Men and women have different ways of judging a work of art, reveals new study.
The research, which was co-authored by a Michigan State University marketing scholar, showed stark difference in how sexes evaluate art. While men seem to focus more on the artist's background and authenticity, women pay more attention to the art itself.
The study was the first to investigate how important an artist's "brand" was to average consumers when they appraise art. Turns out, that personal brand is very important, a finding that has implications for the 64 dollars billion art market and other product industries such as food and fashion.
Stephanie Mangus, assistant professor at MSU, and her fellow researchers had 518 people look at two unfamiliar paintings with made-up biographies of the artist. Some participants read a bio that characterized the artist as authentic - in other words, a lifelong painter who creates unique work. Others read a bio that characterized the artist as an ordinary painter who took up the craft only recently.
When the artist was characterized as authentic, participants had a much more favorable impression of both the artist and the artwork. Participants indicated they were more willing to buy that artist's painting and to pay a higher price for it.
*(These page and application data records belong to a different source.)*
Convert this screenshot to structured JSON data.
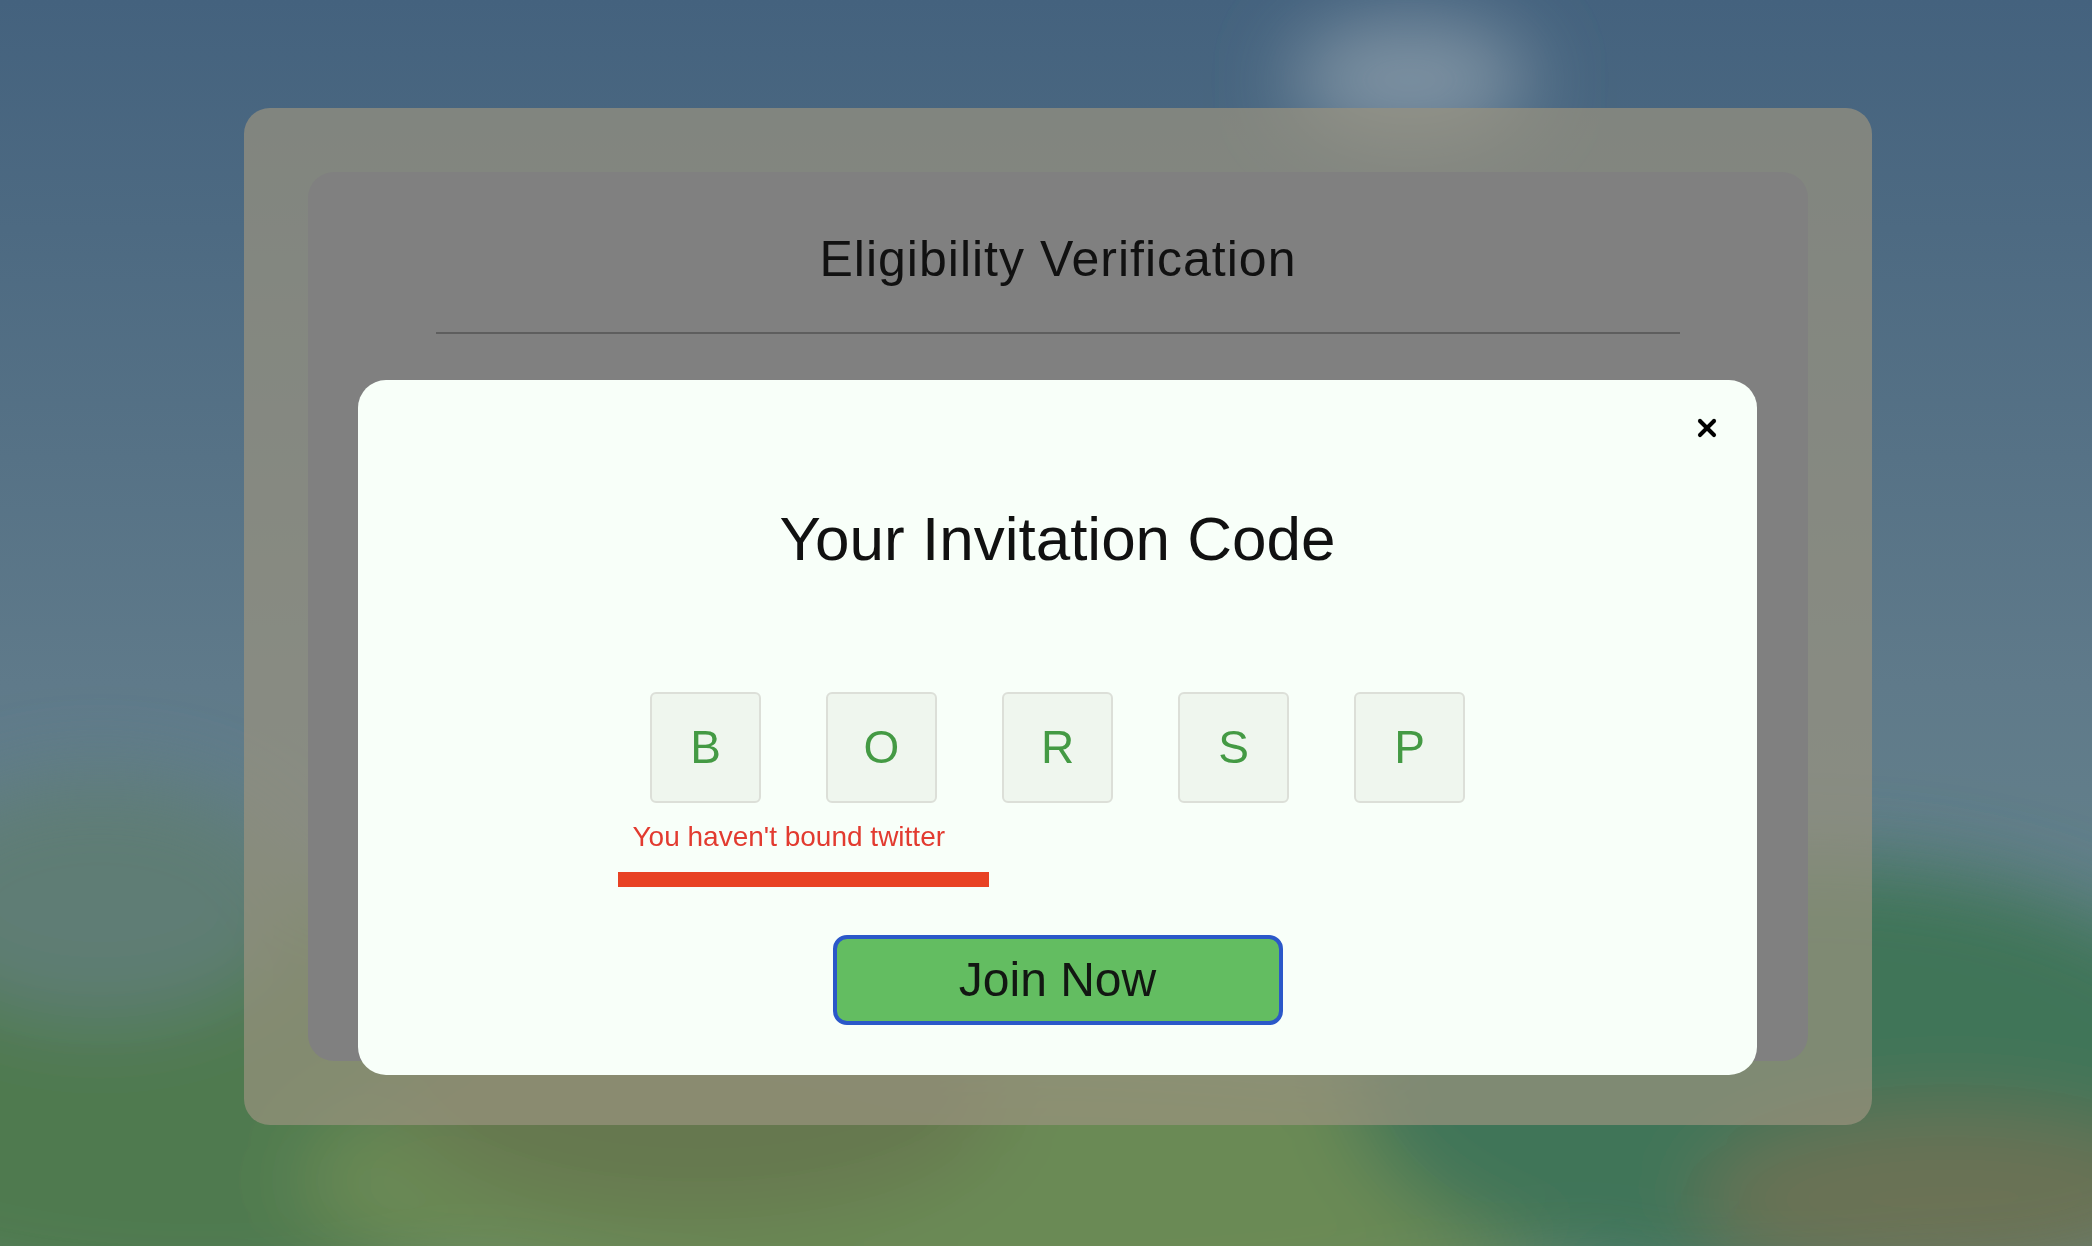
{
  "page": {
    "title": "Eligibility Verification"
  },
  "modal": {
    "title": "Your Invitation Code",
    "code": [
      "B",
      "O",
      "R",
      "S",
      "P"
    ],
    "error": "You haven't bound twitter",
    "button": "Join Now"
  }
}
Men were much more likely to use the artist's brand as a deciding factor when evaluating art. Mangus said this jibed with past research that indicated men tend to use factors that are known to them (in this case, the artist's brand) when making a decision.
Women also took the artist's authenticity into account, but a bigger factor for them was the artwork itself.
While the art market has grown steadily for the past 10 years - outperforming the equities market during that time - there's a dearth of research on how consumers were actually determining the worth of artwork, Mangus said.
The study is published in the journal Psychology and Marketing.